Keep looking out for those Cheltenham Bumper runners, as they keep on obliging!

Matt

But, as with many of the extreme distance races, there are some key trends to support our search for the winner.

First of all, scratch any horse running here having taken in last weekend’s Aintree Grand National. Even if you’re on a horse that fell early on in Liverpool, history says that expecting a bolder show at Ayr is unwise.

Ignore any Irish-trained runners, as they have an atrocious record in the race.

From an age perspective, Willsford was the only twelve year old-plus winner since the race has been run at Ayr from 1966, and Earth Summit was the only six year old winner back in 1994. Eight to ten year olds have the best record in recent seasons, with eleven of the last thirteen winners being from that age group.

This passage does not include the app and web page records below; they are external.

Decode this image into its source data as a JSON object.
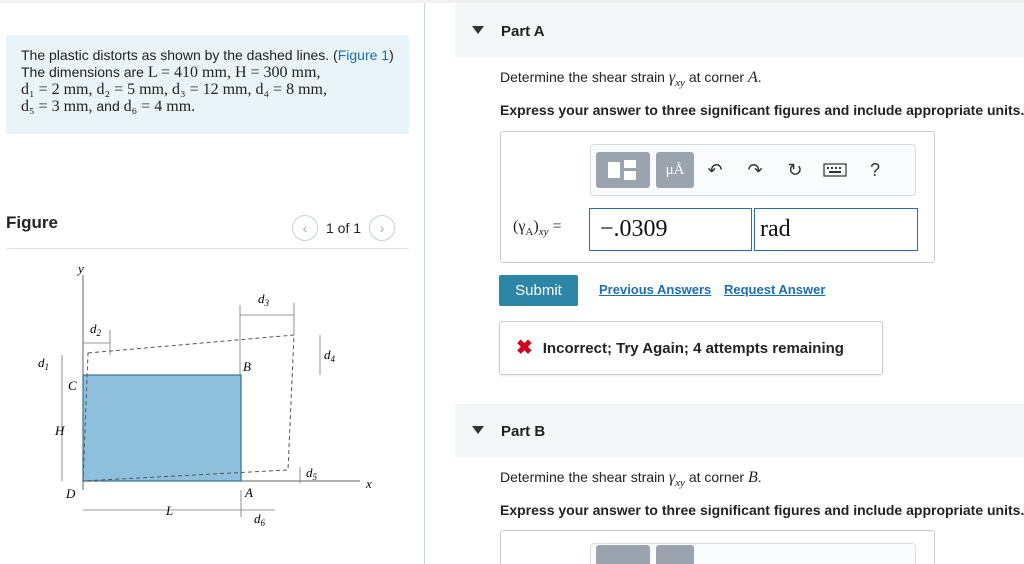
{
  "problem": {
    "intro": "The plastic distorts as shown by the dashed lines. (",
    "figure_link": "Figure 1",
    "mid": ") The dimensions are ",
    "dims_line1": "L = 410 mm, H = 300 mm,",
    "dims_line2": "d₁ = 2 mm, d₂ = 5 mm, d₃ = 12 mm, d₄ = 8 mm,",
    "dims_line3a": "d₅ = 3 mm,",
    "dims_and": " and ",
    "dims_line3b": "d₆ = 4 mm."
  },
  "figure": {
    "label": "Figure",
    "pager_text": "1 of 1",
    "prev_icon": "chevron-left-icon",
    "next_icon": "chevron-right-icon",
    "labels": {
      "y": "y",
      "x": "x",
      "A": "A",
      "B": "B",
      "C": "C",
      "D": "D",
      "H": "H",
      "L": "L",
      "d1": "d",
      "d2": "d",
      "d3": "d",
      "d4": "d",
      "d5": "d",
      "d6": "d",
      "s1": "1",
      "s2": "2",
      "s3": "3",
      "s4": "4",
      "s5": "5",
      "s6": "6"
    },
    "colors": {
      "fill": "#8ec0dc",
      "edge": "#3a6f95",
      "dash": "#555555"
    }
  },
  "partA": {
    "title": "Part A",
    "question_pre": "Determine the shear strain ",
    "gamma": "γ",
    "gamma_sub": "xy",
    "question_post": " at corner ",
    "corner": "A",
    "period": ".",
    "instruction": "Express your answer to three significant figures and include appropriate units.",
    "toolbar": {
      "template_icon": "template-icon",
      "units_label": "μÅ",
      "undo_icon": "undo-icon",
      "redo_icon": "redo-icon",
      "reset_icon": "reset-icon",
      "keyboard_icon": "keyboard-icon",
      "help_label": "?"
    },
    "answer_label_pre": "(γ",
    "answer_label_sub_a": "A",
    "answer_label_close": ")",
    "answer_label_sub_xy": "xy",
    "answer_label_eq": " =",
    "value": "−.0309",
    "unit": "rad",
    "submit_label": "Submit",
    "previous_answers": "Previous Answers",
    "request_answer": "Request Answer",
    "feedback_icon": "x-icon",
    "feedback": "Incorrect; Try Again; 4 attempts remaining"
  },
  "partB": {
    "title": "Part B",
    "question_pre": "Determine the shear strain ",
    "gamma": "γ",
    "gamma_sub": "xy",
    "question_post": " at corner ",
    "corner": "B",
    "period": ".",
    "instruction": "Express your answer to three significant figures and include appropriate units."
  }
}
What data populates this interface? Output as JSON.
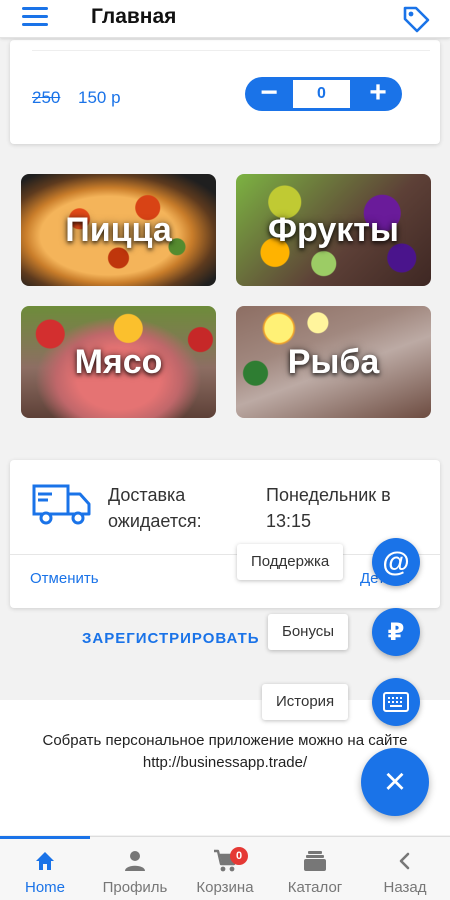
{
  "header": {
    "title": "Главная",
    "menu_icon": "hamburger-menu-icon",
    "tag_icon": "tag-icon"
  },
  "product": {
    "old_price": "250",
    "new_price": "150 р",
    "quantity": "0",
    "minus_label": "−",
    "plus_label": "+"
  },
  "categories": [
    {
      "label": "Пицца"
    },
    {
      "label": "Фрукты"
    },
    {
      "label": "Мясо"
    },
    {
      "label": "Рыба"
    }
  ],
  "delivery": {
    "label": "Доставка ожидается:",
    "time": "Понедельник в 13:15",
    "cancel": "Отменить",
    "details": "Детали"
  },
  "register_label": "ЗАРЕГИСТРИРОВАТЬ",
  "footer_text": "Собрать персональное приложение можно на сайте http://businessapp.trade/",
  "fab": {
    "support": "Поддержка",
    "bonuses": "Бонусы",
    "history": "История",
    "support_symbol": "@",
    "bonuses_symbol": "₽",
    "close_symbol": "×"
  },
  "bottom_nav": {
    "items": [
      {
        "label": "Home",
        "icon": "home-icon"
      },
      {
        "label": "Профиль",
        "icon": "profile-icon"
      },
      {
        "label": "Корзина",
        "icon": "cart-icon"
      },
      {
        "label": "Каталог",
        "icon": "catalog-icon"
      },
      {
        "label": "Назад",
        "icon": "back-icon"
      }
    ],
    "cart_badge": "0"
  },
  "colors": {
    "accent": "#1a73e8",
    "badge": "#e53935"
  }
}
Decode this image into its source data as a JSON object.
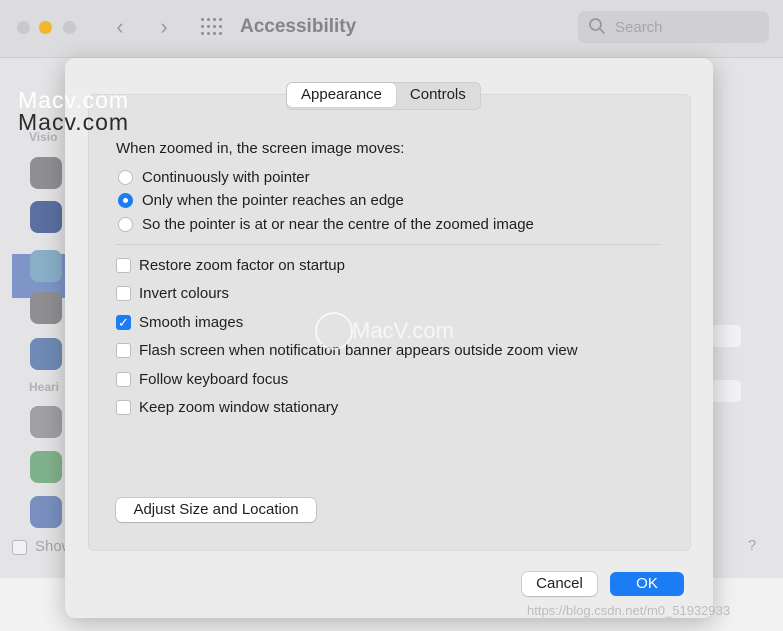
{
  "window": {
    "title": "Accessibility",
    "search_placeholder": "Search",
    "back_glyph": "‹",
    "forward_glyph": "›"
  },
  "sidebar": {
    "section_vision": "Visio",
    "section_hearing": "Heari",
    "show_label": "Show",
    "icons": [
      "accessibility-overview-icon",
      "zoom-icon",
      "display-icon",
      "spoken-content-icon",
      "descriptions-icon",
      "audio-icon",
      "rtt-icon",
      "captions-icon"
    ]
  },
  "background_buttons": {
    "button1": "...",
    "button2": "..."
  },
  "watermark": {
    "line1": "Macv.com",
    "line2": "Macv.com",
    "center": "MacV.com",
    "footer": "https://blog.csdn.net/m0_51932933"
  },
  "sheet": {
    "tabs": {
      "appearance": "Appearance",
      "controls": "Controls"
    },
    "heading": "When zoomed in, the screen image moves:",
    "radios": [
      {
        "label": "Continuously with pointer",
        "selected": false
      },
      {
        "label": "Only when the pointer reaches an edge",
        "selected": true
      },
      {
        "label": "So the pointer is at or near the centre of the zoomed image",
        "selected": false
      }
    ],
    "checkboxes": [
      {
        "label": "Restore zoom factor on startup",
        "checked": false
      },
      {
        "label": "Invert colours",
        "checked": false
      },
      {
        "label": "Smooth images",
        "checked": true
      },
      {
        "label": "Flash screen when notification banner appears outside zoom view",
        "checked": false
      },
      {
        "label": "Follow keyboard focus",
        "checked": false
      },
      {
        "label": "Keep zoom window stationary",
        "checked": false
      }
    ],
    "adjust_button": "Adjust Size and Location",
    "cancel_button": "Cancel",
    "ok_button": "OK",
    "check_glyph": "✓"
  },
  "colors": {
    "accent": "#1c7cf4",
    "traffic_yellow": "#f3b52b"
  }
}
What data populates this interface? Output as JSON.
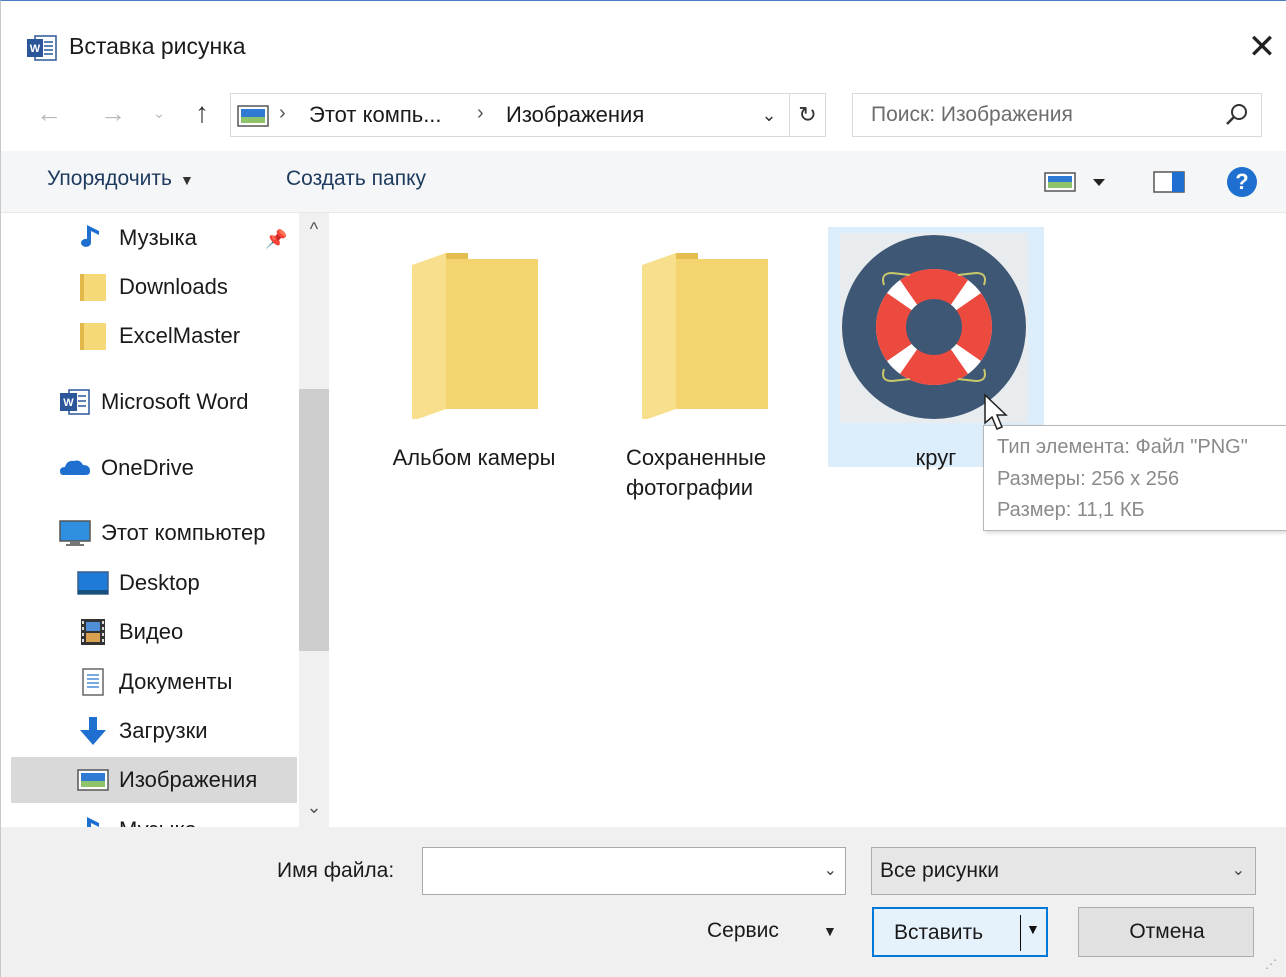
{
  "window": {
    "title": "Вставка рисунка",
    "app_icon": "word-icon",
    "close_glyph": "✕"
  },
  "nav": {
    "back": "←",
    "forward": "→",
    "recent": "⌄",
    "up": "↑"
  },
  "address": {
    "sep1": "›",
    "crumb1": "Этот компь...",
    "sep2": "›",
    "crumb2": "Изображения",
    "dropdown": "⌄",
    "refresh": "↻"
  },
  "search": {
    "placeholder": "Поиск: Изображения"
  },
  "toolbar": {
    "organize": "Упорядочить",
    "organize_caret": "▼",
    "new_folder": "Создать папку",
    "help": "?"
  },
  "sidebar": {
    "items": [
      {
        "label": "Музыка",
        "icon": "music-icon"
      },
      {
        "label": "Downloads",
        "icon": "folder-icon"
      },
      {
        "label": "ExcelMaster",
        "icon": "folder-icon"
      },
      {
        "label": "Microsoft Word",
        "icon": "word-icon"
      },
      {
        "label": "OneDrive",
        "icon": "cloud-icon"
      },
      {
        "label": "Этот компьютер",
        "icon": "computer-icon"
      },
      {
        "label": "Desktop",
        "icon": "desktop-icon"
      },
      {
        "label": "Видео",
        "icon": "video-icon"
      },
      {
        "label": "Документы",
        "icon": "documents-icon"
      },
      {
        "label": "Загрузки",
        "icon": "download-arrow-icon"
      },
      {
        "label": "Изображения",
        "icon": "pictures-icon",
        "selected": true
      },
      {
        "label": "Музыка",
        "icon": "music-icon"
      }
    ],
    "pin": "📌",
    "scroll_up": "^",
    "scroll_down": "⌄"
  },
  "files": [
    {
      "name": "Альбом камеры",
      "type": "folder"
    },
    {
      "name_line1": "Сохраненные",
      "name_line2": "фотографии",
      "type": "folder"
    },
    {
      "name": "круг",
      "type": "image",
      "selected": true
    }
  ],
  "tooltip": {
    "line1": "Тип элемента: Файл \"PNG\"",
    "line2": "Размеры: 256 x 256",
    "line3": "Размер: 11,1 КБ"
  },
  "bottom": {
    "filename_label": "Имя файла:",
    "filename_value": "",
    "filename_caret": "⌄",
    "filter_value": "Все рисунки",
    "filter_caret": "⌄",
    "service_label": "Сервис",
    "service_caret": "▼",
    "insert_label": "Вставить",
    "insert_caret": "▼",
    "cancel_label": "Отмена",
    "grip": "⋰"
  },
  "colors": {
    "accent": "#0078d7",
    "selection": "#dceefc",
    "lifebuoy_bg": "#3e5775",
    "lifebuoy_red": "#ec4a3e",
    "folder_yellow": "#f5d877"
  }
}
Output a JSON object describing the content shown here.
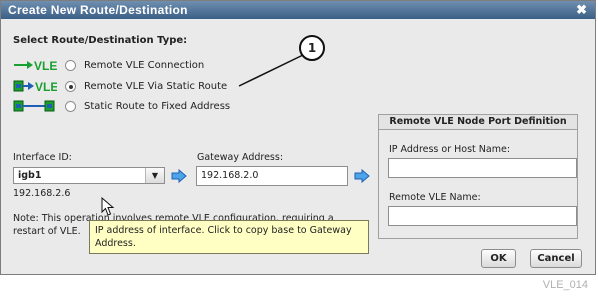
{
  "dialog": {
    "title": "Create New Route/Destination",
    "close_icon": "✖"
  },
  "route_type": {
    "label": "Select Route/Destination Type:",
    "options": [
      {
        "label": "Remote VLE Connection",
        "checked": false,
        "icon": "vle-arrow-icon"
      },
      {
        "label": "Remote VLE Via Static Route",
        "checked": true,
        "icon": "static-route-vle-icon"
      },
      {
        "label": "Static Route to Fixed Address",
        "checked": false,
        "icon": "static-route-fixed-icon"
      }
    ],
    "vle_text": "VLE"
  },
  "callout": {
    "number": "1"
  },
  "interface": {
    "label": "Interface ID:",
    "value": "igb1",
    "address": "192.168.2.6"
  },
  "gateway": {
    "label": "Gateway Address:",
    "value": "192.168.2.0"
  },
  "node_port": {
    "title": "Remote VLE Node Port Definition",
    "ip_label": "IP Address or Host Name:",
    "ip_value": "",
    "name_label": "Remote VLE Name:",
    "name_value": ""
  },
  "note": "Note: This operation involves remote VLE configuration, requiring a restart of VLE.",
  "tooltip": "IP address of interface. Click to copy base to Gateway Address.",
  "buttons": {
    "ok": "OK",
    "cancel": "Cancel"
  },
  "caption": "VLE_014",
  "colors": {
    "title_bar": "#4a6d94",
    "accent_green": "#1aa030",
    "accent_blue": "#1f5fb5",
    "tooltip_bg": "#ffffc4"
  }
}
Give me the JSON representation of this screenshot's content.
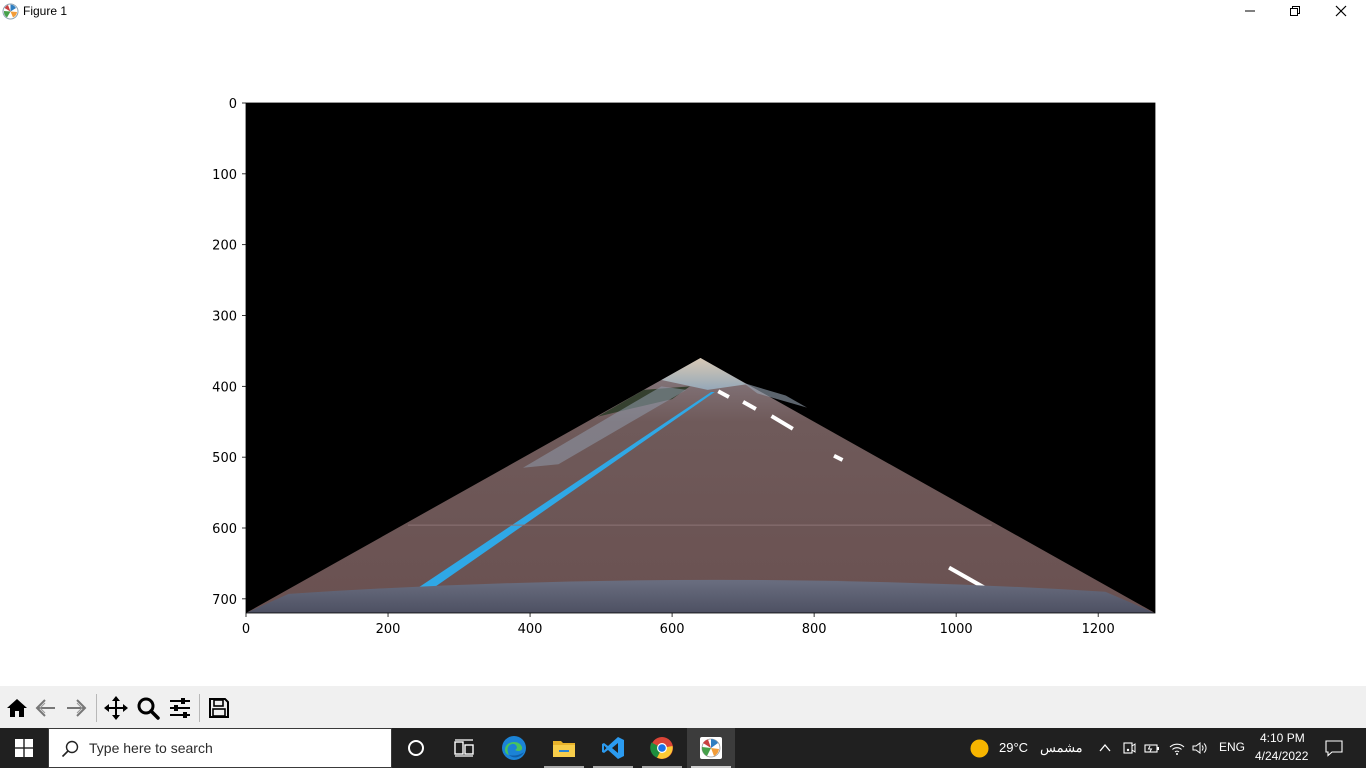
{
  "window": {
    "title": "Figure 1",
    "controls": {
      "minimize": "minimize",
      "restore": "restore",
      "close": "close"
    }
  },
  "chart_data": {
    "type": "image",
    "title": "",
    "xlabel": "",
    "ylabel": "",
    "xlim": [
      0,
      1280
    ],
    "ylim": [
      720,
      0
    ],
    "xticks": [
      0,
      200,
      400,
      600,
      800,
      1000,
      1200
    ],
    "yticks": [
      0,
      100,
      200,
      300,
      400,
      500,
      600,
      700
    ],
    "xtick_labels": [
      "0",
      "200",
      "400",
      "600",
      "800",
      "1000",
      "1200"
    ],
    "ytick_labels": [
      "0",
      "100",
      "200",
      "300",
      "400",
      "500",
      "600",
      "700"
    ],
    "grid": false,
    "mask_region_vertices": [
      [
        0,
        720
      ],
      [
        640,
        360
      ],
      [
        1280,
        720
      ]
    ],
    "colors": {
      "background": "#000000",
      "road": "#6e5554",
      "sky": "#a9b7c0",
      "left_lane_line": "#2fa8e6",
      "right_lane_line": "#ffffff",
      "hood": "#5a5d6e"
    }
  },
  "toolbar": {
    "buttons": [
      {
        "icon": "home-icon"
      },
      {
        "icon": "back-icon"
      },
      {
        "icon": "forward-icon"
      },
      {
        "icon": "pan-icon"
      },
      {
        "icon": "zoom-icon"
      },
      {
        "icon": "configure-subplots-icon"
      },
      {
        "icon": "save-icon"
      }
    ]
  },
  "taskbar": {
    "search_placeholder": "Type here to search",
    "apps": [
      {
        "icon": "cortana-icon"
      },
      {
        "icon": "task-view-icon"
      },
      {
        "icon": "edge-icon"
      },
      {
        "icon": "file-explorer-icon"
      },
      {
        "icon": "vscode-icon"
      },
      {
        "icon": "chrome-icon"
      },
      {
        "icon": "matplotlib-icon"
      }
    ],
    "weather": {
      "temp": "29°C",
      "condition": "مشمس"
    },
    "language": "ENG",
    "time": "4:10 PM",
    "date": "4/24/2022"
  }
}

A recent good run is material here, as seven of the last ten winners had finished in the first three last time out (including 66/1 chance, Iris De Balme), and all ten completed last time and finished in the first six.

It’s best, as always, to focus on well-handicapped horses, and here that typically means those rated between 125 and 145, a band which incorporated eight of the last ten winners.

And, again in common with other ‘National’ races, jumping ability is a pre-requisite. Only one of the last ten winners of this race had parted company with its jockey more than once previously (either fell or unseated rider), so we must side with proven fencers.

It ought also to go without saying that we are looking for a horse with demonstrable stamina for a race that covers fully four miles. Nine of the last ten winners had won over at least three miles, and the exception – Joes Edge – had finished second over 3m1f. Discount doubtful stayers.

That leaves a shortlist of just three, who are last year’s fast-finishing runner up, Gone To Lunch; Auroras Encore; and, Merigo.

Gone To Lunch obviously proved he has all the components required to win this race, when just failing to collar Hello Bud in a pulsating finish last year.

Auroras Encore also showed a liking for the track and ground, when winning at the meeting over 3m1f last year, and is clearly a Spring horse.

Merigo has stamina in abundance and, strangely enough, also won at the meeting in 2008.

That has to be more than merely coincidence, and I’m siding confidently with this trio against the field.

Your first 30 days for just £1
3 replies
  1. Ben Aitken (NTF) says:

    Hi Matt

    I’m also very keen on the chances of Auroras Encore. Had the field well beaten when it won at the track last season and really looked like it enjoyed the fences that day. 33-1 is a huge price! Saying that, we are dealing with 30 runners in an end of season handicap so it’s possible best to approach the race with caution!

    I’m taking my annual trip to the West coast of Scotland on Saturday so lets hope the horse can win on the same day for 2 years in a row 🙂

Comments are closed.